A former lead member of the Wichita police SWAT team – a specially trained unit that responds to high-risk situations – has filed an age-discrimination complaint against the city in federal court.
The complaint, filed by Richard McCluney on June 19, says that he resigned his position on the SWAT team “under duress and at the direction of” police Deputy Chief John Speer and that he was discriminated against because of his age. Speer told McCluney’s SWAT commander that McCluney was “too old,” the lawsuit says. At the time, McCluney was 57.
McCluney is 58 now and works at the Patrol North bureau, said Sean McGivern, one of the Wichita lawyers representing the officer. Beyond that, McGivern couldn’t comment, he said Thursday.
Wichita police Capt. Doug Nolte, a spokesman for the Police Department and the city on the matter, confirmed Thursday that McCluney remains an officer with the agency but said he couldn’t comment on the lawsuit.
Speer said Thursday: “We have seen the complaint and read McCluney’s version of events, and we are reviewing his claims.
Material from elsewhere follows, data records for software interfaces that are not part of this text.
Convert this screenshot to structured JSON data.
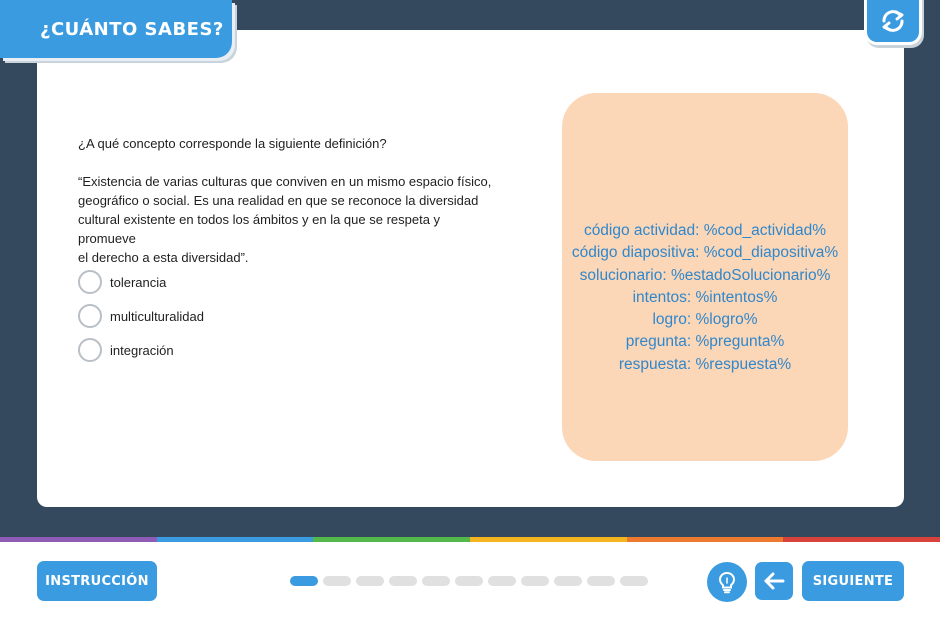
{
  "header": {
    "title": "¿CUÁNTO SABES?",
    "reload_icon": "reload-icon"
  },
  "question": {
    "prompt": "¿A qué concepto corresponde la siguiente definición?",
    "definition": "“Existencia de varias culturas que conviven en un mismo espacio físico,\ngeográfico o social. Es una realidad en que se reconoce la diversidad\ncultural existente en todos los ámbitos y en la que se respeta y promueve\nel derecho a esta diversidad”."
  },
  "options": [
    {
      "label": "tolerancia"
    },
    {
      "label": "multiculturalidad"
    },
    {
      "label": "integración"
    }
  ],
  "info": {
    "lines": [
      "código actividad: %cod_actividad%",
      "código diapositiva: %cod_diapositiva%",
      "solucionario: %estadoSolucionario%",
      "intentos: %intentos%",
      "logro: %logro%",
      "pregunta: %pregunta%",
      "respuesta: %respuesta%"
    ]
  },
  "footer": {
    "instruccion_label": "INSTRUCCIÓN",
    "siguiente_label": "SIGUIENTE",
    "hint_icon": "lightbulb-icon",
    "back_icon": "arrow-left-icon",
    "progress_total": 11,
    "progress_current": 1
  },
  "colors": {
    "accent": "#3a9be0",
    "background": "#34495e",
    "info_panel": "#fbd6b7",
    "info_text": "#2f87cc",
    "rainbow": [
      "#8e5bb5",
      "#3a9be0",
      "#53b94a",
      "#f5b520",
      "#ee7a2f",
      "#d8423a"
    ]
  }
}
But the legal process needs to be followed, and any further comments should be respectful of it.”
McCluney has requested a jury trial in federal court in Wichita and is seeking a judgment “greater than $75,000,” according to the lawsuit complaint signed by his lawyers. The discrimination caused McCluney to suffer damages including “loss of hazard and overtime pay,” the document says.
McCluney has 26 years of experience in law enforcement, including 21 with the Wichita police SWAT unit, and he had been a lead trainer for the team and been in hundreds of SWAT operations, the lawsuit says.
“SWAT” stands for “special weapons and tactics.” The unit responds to situations including active shooters, high-risk arrests and standoffs.
“As a qualified SWAT team operator, McCluney was asked to participate in the United States Government’s Anti-Terrorist Assistance Program and was assigned along with Navy SEAL and Army Special Forces members to highly classified missions in Iraq,” the lawsuit says.
In 2013, the city awarded him the Silver Wreath of Valor for “actions taken during a SWAT operation,” it says.
The lawsuit alleges that on July 31, 2014, Speer, a deputy chief, told Lt. Kevin Vaughn about McCluney: “He is too old, give him his medal, give him his party and tell him to move on.”
Speer also told Vaughn that he thought McCluney was falsifying his physical fitness tests to remain with SWAT, the complaint says, adding: “Speer had no basis to make that statement then and he has no basis to make that statement today.”
On Aug. 7, 2014, Speer met with the SWAT unit and made these statements, the lawsuit says: “I intend to have a young team.” “Eventually no one over forty years old will be allowed on my team.” “Some of you are old, quit hoarding the training and information from younger officers.” “We are all men here, this is a conversation among men, so if you want to make a stink over this, go right ahead, bring on your H.R., bring on your F.O.P., bring on your lawyers, I’m the Colonel, and Deputy Chiefs don’t lose.”
Paul Zamorano, president of the local police union, the Fraternal Order of Police, said Thursday that he couldn’t comment.
In late August or early September 2014, the complaint says, Sgt. Kevin Kochenderfer told the SWAT team he had a message from Speer: that Vaughn had been removed as commander of the unit and that “certain members of the unit who had reached the age of 40” would be retired from SWAT. Kochenderfer told McCluney and two other people that he had been sent by Speer to get their resignations from the unit, the complaint says.
The lawsuit says McCluney has “exhausted all administrative remedies prior to bringing suit.”
Reach Tim Potter at 316-268-6684 or email@example.com.